Clothianidin, thiamethoxam and imidacloprid at centre of debate over declining bee populations
The European Commission has proposed suspending the use of three neonicotinoid pesticides on any agricultural crops that attract bees, populations of which have steadily declined in recent decades.
The two-year suspension would apply across the EU from 1 July. It comes just two weeks after publication of a report from the European Food Safety Authority (EFSA) that identified ‘a number of risks posed to bees’ by three neonicotinoids. Producers Bayer CropScience and Syngenta strongly disputed the findings, with Syngenta claiming the EFSA acted on ‘political pressure to produce a hurried and inadequate risk assessment.’
But European commissioner for health and consumer policy Tonio Borg said it was time for ‘swift and decisive action’ to protect Europe’s bee populations, adding that he was initiating a ‘set of ambitious, but proportionate legislative measures.’
The suspension was generally applauded by environmental groups and scientists who have argued that neonicotinoids have contributed to the decline in bee populations. But pesticide producers, seed companies and farmer groups have staunchly defended the use of neonicotinoids, saying the decline in bee population has been caused by multiple factors and warning that a ban would hurt the EU economy and threaten jobs.
Specifically, the measure would prohibit sale and use of clothianidin, thiamethoxam and imidacloprid on crops attractive to bees, including sunflower, rapeseed, corn and cotton. It would similarly prohibit sale and use of seeds treated with the three pesticides. Exceptions would include crops and seeds that do not attract bees and winter cereals. The Commission will review the ban in two years.
Bayer CropScience expressed disappointment with the ‘draconian proposal’, adding that it would prefer to ‘achieve a fair and proportional solution’. The chemical giant said it ‘shares the concerns surrounding bee health and has been investing heavily in research to minimise the impact of crop protection products on bees.’
The Commission defended the urgency of the proposal by citing the so-called EU precautionary principle, which allows ‘rapid response in the face of a possible danger to human, animal or plant health, or to protect the environment’.

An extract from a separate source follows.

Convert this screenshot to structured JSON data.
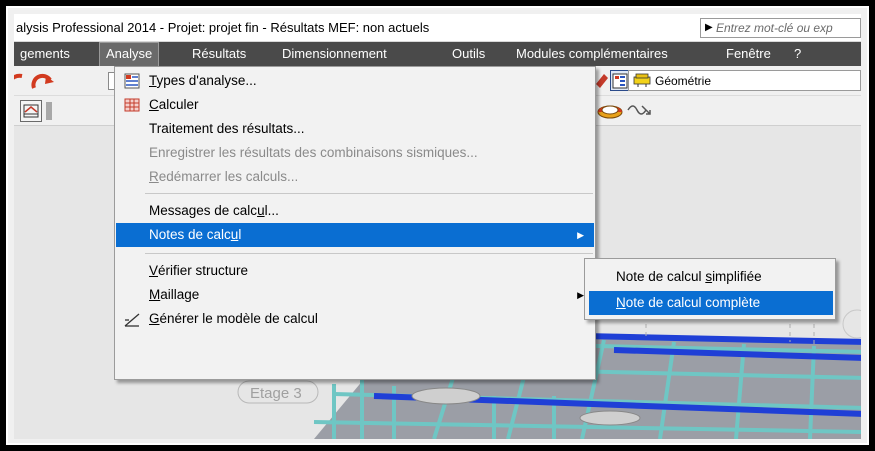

It is scheduled to meet with agricultural groups and industry on 7 February to discuss the proposed suspension, with a final vote expected on 25 February by a committee of experts representing all EU nations.